Last month, we ran a story on how to pluck a tired V-6 from the fenderwells of a 1989 S-10. The original engine had 170,000 miles on it, burned oil for breakfast, and fouled plugs for lunch. Basically it was well past needing to be fixed or replaced. The first part of this series mapped out the proper way to remove the engine and how to keep track of all the connections and wires. This episode will cover how to button up the new ATK remanufactured long block and set it back between the framerails. We'll also cover the initial start-up, getting the adjustments right, and some new parts from LMC Truck that will support the new 4.3L and make the engine compartment look factory fresh.
What's In The box?
The replacement 4.3L I picked up from ATK VEGE came fully sealed up with new gaskets, rear main seal, and tinwork preinstalled.

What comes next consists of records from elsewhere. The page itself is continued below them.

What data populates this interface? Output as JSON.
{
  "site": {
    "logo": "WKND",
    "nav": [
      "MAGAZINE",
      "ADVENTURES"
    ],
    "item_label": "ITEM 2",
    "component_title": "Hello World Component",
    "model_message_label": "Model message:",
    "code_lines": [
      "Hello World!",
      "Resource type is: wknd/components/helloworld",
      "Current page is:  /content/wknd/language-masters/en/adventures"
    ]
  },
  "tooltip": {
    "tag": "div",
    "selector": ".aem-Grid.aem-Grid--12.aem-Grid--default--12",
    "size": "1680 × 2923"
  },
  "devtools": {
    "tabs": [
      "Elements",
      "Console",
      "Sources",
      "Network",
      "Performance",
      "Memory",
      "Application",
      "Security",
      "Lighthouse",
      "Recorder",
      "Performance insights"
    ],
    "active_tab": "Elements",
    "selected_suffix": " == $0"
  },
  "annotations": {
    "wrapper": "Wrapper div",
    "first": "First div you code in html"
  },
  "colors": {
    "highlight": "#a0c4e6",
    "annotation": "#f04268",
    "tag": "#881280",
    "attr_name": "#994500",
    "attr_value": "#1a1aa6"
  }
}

The block was bored to standard, line honed, then the block and heads were 100-percent surfaced. Other features include a double-roller timing chain, brass freeze plugs, new cam bearings, and moly rings. The engine was hot-run tested at the ATK plant to check things like oil pressure, water temperature, and compression before it was shipped out.
Before You Begin: Pre Cleaning
Recycle Some Parts
1. Last month, I ended with...
1. Last month, I ended with the old engine coming out, so I'll be picking up right where I left off. The new 4.3L came as an assembled long block so there are a few things that need to be transferred over from the old engine like the intake manifold.
2. Since the manifold is held...
2. Since the manifold is held on with a bunch of special hardware, I used a piece of cardboard to hold each piece and wrote notes to help remember where it all went.
3. After cleaning the intake...
3. After cleaning the intake and a few other items in my friend Hank's hot water parts washer, I scrubbed the gasket area with a red Scotch-Brite pad. Then I masked off that surface along with any other holes and blasted the manifold in Hank's bead blast cabinet.